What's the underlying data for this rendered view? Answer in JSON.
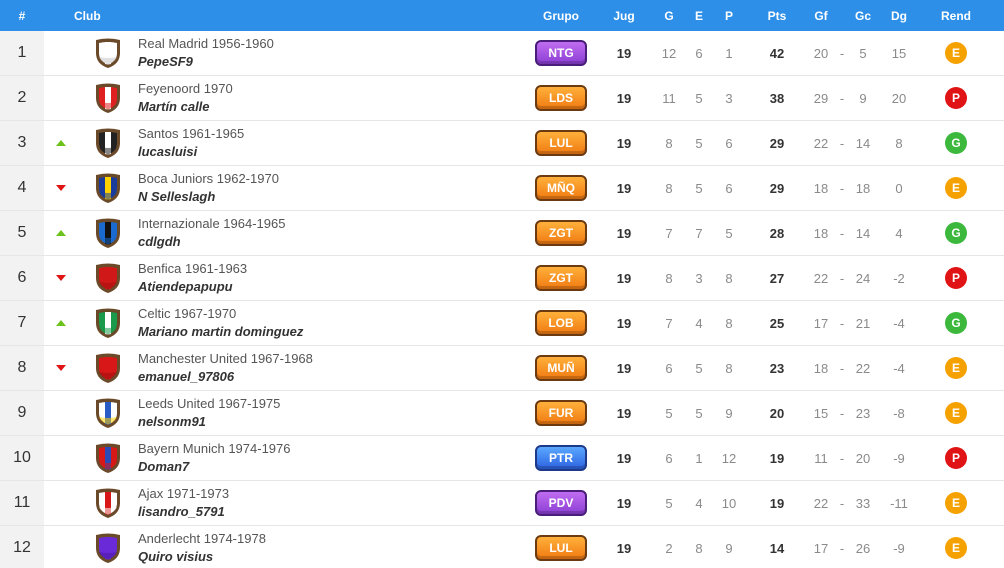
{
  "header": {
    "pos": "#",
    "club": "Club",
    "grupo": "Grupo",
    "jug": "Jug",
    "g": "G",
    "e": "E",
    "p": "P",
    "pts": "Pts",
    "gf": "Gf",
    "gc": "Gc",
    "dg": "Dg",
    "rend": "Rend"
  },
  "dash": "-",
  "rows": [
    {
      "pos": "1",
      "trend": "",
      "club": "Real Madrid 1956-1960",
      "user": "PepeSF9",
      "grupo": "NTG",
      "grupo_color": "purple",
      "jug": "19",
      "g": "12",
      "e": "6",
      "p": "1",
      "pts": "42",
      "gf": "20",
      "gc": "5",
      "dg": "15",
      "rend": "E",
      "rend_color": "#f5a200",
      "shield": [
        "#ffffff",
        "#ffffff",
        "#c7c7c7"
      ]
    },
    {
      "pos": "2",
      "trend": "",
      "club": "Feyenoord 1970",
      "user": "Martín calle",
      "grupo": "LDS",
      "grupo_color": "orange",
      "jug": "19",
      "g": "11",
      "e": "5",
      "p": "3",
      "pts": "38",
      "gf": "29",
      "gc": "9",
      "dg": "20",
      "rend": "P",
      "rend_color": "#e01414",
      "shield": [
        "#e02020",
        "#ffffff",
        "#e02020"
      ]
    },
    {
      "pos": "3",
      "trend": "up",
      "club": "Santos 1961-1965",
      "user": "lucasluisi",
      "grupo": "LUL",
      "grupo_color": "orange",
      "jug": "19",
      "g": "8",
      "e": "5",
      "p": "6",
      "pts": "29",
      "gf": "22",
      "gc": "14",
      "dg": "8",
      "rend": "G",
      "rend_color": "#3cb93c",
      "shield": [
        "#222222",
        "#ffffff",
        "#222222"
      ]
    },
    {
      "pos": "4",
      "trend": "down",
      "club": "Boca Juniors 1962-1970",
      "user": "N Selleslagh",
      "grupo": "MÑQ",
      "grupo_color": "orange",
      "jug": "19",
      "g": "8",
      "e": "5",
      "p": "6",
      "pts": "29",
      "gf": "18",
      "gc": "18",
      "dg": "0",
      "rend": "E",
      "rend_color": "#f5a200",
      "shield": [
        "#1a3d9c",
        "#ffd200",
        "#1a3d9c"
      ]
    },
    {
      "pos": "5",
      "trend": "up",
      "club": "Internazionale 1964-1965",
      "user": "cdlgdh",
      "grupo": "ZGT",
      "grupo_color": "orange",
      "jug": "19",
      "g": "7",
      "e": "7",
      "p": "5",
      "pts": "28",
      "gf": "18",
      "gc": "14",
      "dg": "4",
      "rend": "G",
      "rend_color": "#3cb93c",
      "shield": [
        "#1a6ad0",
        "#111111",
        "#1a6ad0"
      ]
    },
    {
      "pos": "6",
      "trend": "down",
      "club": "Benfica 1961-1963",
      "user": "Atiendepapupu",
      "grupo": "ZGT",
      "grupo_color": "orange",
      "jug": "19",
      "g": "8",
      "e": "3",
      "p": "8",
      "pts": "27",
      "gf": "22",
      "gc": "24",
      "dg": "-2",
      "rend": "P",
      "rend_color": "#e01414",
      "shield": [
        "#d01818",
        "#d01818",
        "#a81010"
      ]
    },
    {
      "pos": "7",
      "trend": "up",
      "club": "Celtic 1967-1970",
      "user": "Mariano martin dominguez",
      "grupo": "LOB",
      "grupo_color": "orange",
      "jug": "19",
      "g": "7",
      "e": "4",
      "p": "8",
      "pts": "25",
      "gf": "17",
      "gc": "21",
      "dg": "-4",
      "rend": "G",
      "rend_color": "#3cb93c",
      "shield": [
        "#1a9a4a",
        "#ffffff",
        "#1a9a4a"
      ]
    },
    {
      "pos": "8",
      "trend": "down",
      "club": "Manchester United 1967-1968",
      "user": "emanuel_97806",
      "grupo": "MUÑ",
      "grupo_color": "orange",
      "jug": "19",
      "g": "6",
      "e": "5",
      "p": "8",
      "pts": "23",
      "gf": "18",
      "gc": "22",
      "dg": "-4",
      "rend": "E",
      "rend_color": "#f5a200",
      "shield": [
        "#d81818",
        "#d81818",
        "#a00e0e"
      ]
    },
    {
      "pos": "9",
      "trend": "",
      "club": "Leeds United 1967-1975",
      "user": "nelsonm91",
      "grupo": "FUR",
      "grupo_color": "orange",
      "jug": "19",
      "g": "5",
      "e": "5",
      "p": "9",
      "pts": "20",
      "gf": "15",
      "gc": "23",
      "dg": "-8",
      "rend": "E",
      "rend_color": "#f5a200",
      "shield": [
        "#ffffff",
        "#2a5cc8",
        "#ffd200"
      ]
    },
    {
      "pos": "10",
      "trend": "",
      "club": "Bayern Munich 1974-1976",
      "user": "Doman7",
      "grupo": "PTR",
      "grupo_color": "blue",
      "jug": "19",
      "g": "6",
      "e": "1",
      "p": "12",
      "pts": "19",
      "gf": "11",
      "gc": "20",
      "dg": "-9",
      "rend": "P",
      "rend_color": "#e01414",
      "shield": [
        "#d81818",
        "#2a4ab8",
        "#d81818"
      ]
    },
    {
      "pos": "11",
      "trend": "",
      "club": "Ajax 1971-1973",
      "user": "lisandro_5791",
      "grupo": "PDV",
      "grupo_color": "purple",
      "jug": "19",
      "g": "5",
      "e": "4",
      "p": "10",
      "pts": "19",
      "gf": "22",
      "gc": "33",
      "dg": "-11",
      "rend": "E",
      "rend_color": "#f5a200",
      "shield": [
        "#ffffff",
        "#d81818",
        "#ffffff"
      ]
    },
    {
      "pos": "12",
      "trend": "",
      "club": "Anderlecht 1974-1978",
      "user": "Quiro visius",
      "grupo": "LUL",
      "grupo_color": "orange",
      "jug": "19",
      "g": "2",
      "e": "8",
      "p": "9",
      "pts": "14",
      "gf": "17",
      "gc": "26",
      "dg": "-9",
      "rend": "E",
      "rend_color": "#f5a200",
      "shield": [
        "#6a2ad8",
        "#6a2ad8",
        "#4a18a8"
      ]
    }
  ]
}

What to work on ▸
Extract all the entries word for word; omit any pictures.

Result ▸
What's the underlying data for this rendered view? Answer in JSON.
{
  "header": {
    "pos": "#",
    "club": "Club",
    "grupo": "Grupo",
    "jug": "Jug",
    "g": "G",
    "e": "E",
    "p": "P",
    "pts": "Pts",
    "gf": "Gf",
    "gc": "Gc",
    "dg": "Dg",
    "rend": "Rend"
  },
  "dash": "-",
  "rows": [
    {
      "pos": "1",
      "trend": "",
      "club": "Real Madrid 1956-1960",
      "user": "PepeSF9",
      "grupo": "NTG",
      "grupo_color": "purple",
      "jug": "19",
      "g": "12",
      "e": "6",
      "p": "1",
      "pts": "42",
      "gf": "20",
      "gc": "5",
      "dg": "15",
      "rend": "E",
      "rend_color": "#f5a200",
      "shield": [
        "#ffffff",
        "#ffffff",
        "#c7c7c7"
      ]
    },
    {
      "pos": "2",
      "trend": "",
      "club": "Feyenoord 1970",
      "user": "Martín calle",
      "grupo": "LDS",
      "grupo_color": "orange",
      "jug": "19",
      "g": "11",
      "e": "5",
      "p": "3",
      "pts": "38",
      "gf": "29",
      "gc": "9",
      "dg": "20",
      "rend": "P",
      "rend_color": "#e01414",
      "shield": [
        "#e02020",
        "#ffffff",
        "#e02020"
      ]
    },
    {
      "pos": "3",
      "trend": "up",
      "club": "Santos 1961-1965",
      "user": "lucasluisi",
      "grupo": "LUL",
      "grupo_color": "orange",
      "jug": "19",
      "g": "8",
      "e": "5",
      "p": "6",
      "pts": "29",
      "gf": "22",
      "gc": "14",
      "dg": "8",
      "rend": "G",
      "rend_color": "#3cb93c",
      "shield": [
        "#222222",
        "#ffffff",
        "#222222"
      ]
    },
    {
      "pos": "4",
      "trend": "down",
      "club": "Boca Juniors 1962-1970",
      "user": "N Selleslagh",
      "grupo": "MÑQ",
      "grupo_color": "orange",
      "jug": "19",
      "g": "8",
      "e": "5",
      "p": "6",
      "pts": "29",
      "gf": "18",
      "gc": "18",
      "dg": "0",
      "rend": "E",
      "rend_color": "#f5a200",
      "shield": [
        "#1a3d9c",
        "#ffd200",
        "#1a3d9c"
      ]
    },
    {
      "pos": "5",
      "trend": "up",
      "club": "Internazionale 1964-1965",
      "user": "cdlgdh",
      "grupo": "ZGT",
      "grupo_color": "orange",
      "jug": "19",
      "g": "7",
      "e": "7",
      "p": "5",
      "pts": "28",
      "gf": "18",
      "gc": "14",
      "dg": "4",
      "rend": "G",
      "rend_color": "#3cb93c",
      "shield": [
        "#1a6ad0",
        "#111111",
        "#1a6ad0"
      ]
    },
    {
      "pos": "6",
      "trend": "down",
      "club": "Benfica 1961-1963",
      "user": "Atiendepapupu",
      "grupo": "ZGT",
      "grupo_color": "orange",
      "jug": "19",
      "g": "8",
      "e": "3",
      "p": "8",
      "pts": "27",
      "gf": "22",
      "gc": "24",
      "dg": "-2",
      "rend": "P",
      "rend_color": "#e01414",
      "shield": [
        "#d01818",
        "#d01818",
        "#a81010"
      ]
    },
    {
      "pos": "7",
      "trend": "up",
      "club": "Celtic 1967-1970",
      "user": "Mariano martin dominguez",
      "grupo": "LOB",
      "grupo_color": "orange",
      "jug": "19",
      "g": "7",
      "e": "4",
      "p": "8",
      "pts": "25",
      "gf": "17",
      "gc": "21",
      "dg": "-4",
      "rend": "G",
      "rend_color": "#3cb93c",
      "shield": [
        "#1a9a4a",
        "#ffffff",
        "#1a9a4a"
      ]
    },
    {
      "pos": "8",
      "trend": "down",
      "club": "Manchester United 1967-1968",
      "user": "emanuel_97806",
      "grupo": "MUÑ",
      "grupo_color": "orange",
      "jug": "19",
      "g": "6",
      "e": "5",
      "p": "8",
      "pts": "23",
      "gf": "18",
      "gc": "22",
      "dg": "-4",
      "rend": "E",
      "rend_color": "#f5a200",
      "shield": [
        "#d81818",
        "#d81818",
        "#a00e0e"
      ]
    },
    {
      "pos": "9",
      "trend": "",
      "club": "Leeds United 1967-1975",
      "user": "nelsonm91",
      "grupo": "FUR",
      "grupo_color": "orange",
      "jug": "19",
      "g": "5",
      "e": "5",
      "p": "9",
      "pts": "20",
      "gf": "15",
      "gc": "23",
      "dg": "-8",
      "rend": "E",
      "rend_color": "#f5a200",
      "shield": [
        "#ffffff",
        "#2a5cc8",
        "#ffd200"
      ]
    },
    {
      "pos": "10",
      "trend": "",
      "club": "Bayern Munich 1974-1976",
      "user": "Doman7",
      "grupo": "PTR",
      "grupo_color": "blue",
      "jug": "19",
      "g": "6",
      "e": "1",
      "p": "12",
      "pts": "19",
      "gf": "11",
      "gc": "20",
      "dg": "-9",
      "rend": "P",
      "rend_color": "#e01414",
      "shield": [
        "#d81818",
        "#2a4ab8",
        "#d81818"
      ]
    },
    {
      "pos": "11",
      "trend": "",
      "club": "Ajax 1971-1973",
      "user": "lisandro_5791",
      "grupo": "PDV",
      "grupo_color": "purple",
      "jug": "19",
      "g": "5",
      "e": "4",
      "p": "10",
      "pts": "19",
      "gf": "22",
      "gc": "33",
      "dg": "-11",
      "rend": "E",
      "rend_color": "#f5a200",
      "shield": [
        "#ffffff",
        "#d81818",
        "#ffffff"
      ]
    },
    {
      "pos": "12",
      "trend": "",
      "club": "Anderlecht 1974-1978",
      "user": "Quiro visius",
      "grupo": "LUL",
      "grupo_color": "orange",
      "jug": "19",
      "g": "2",
      "e": "8",
      "p": "9",
      "pts": "14",
      "gf": "17",
      "gc": "26",
      "dg": "-9",
      "rend": "E",
      "rend_color": "#f5a200",
      "shield": [
        "#6a2ad8",
        "#6a2ad8",
        "#4a18a8"
      ]
    }
  ]
}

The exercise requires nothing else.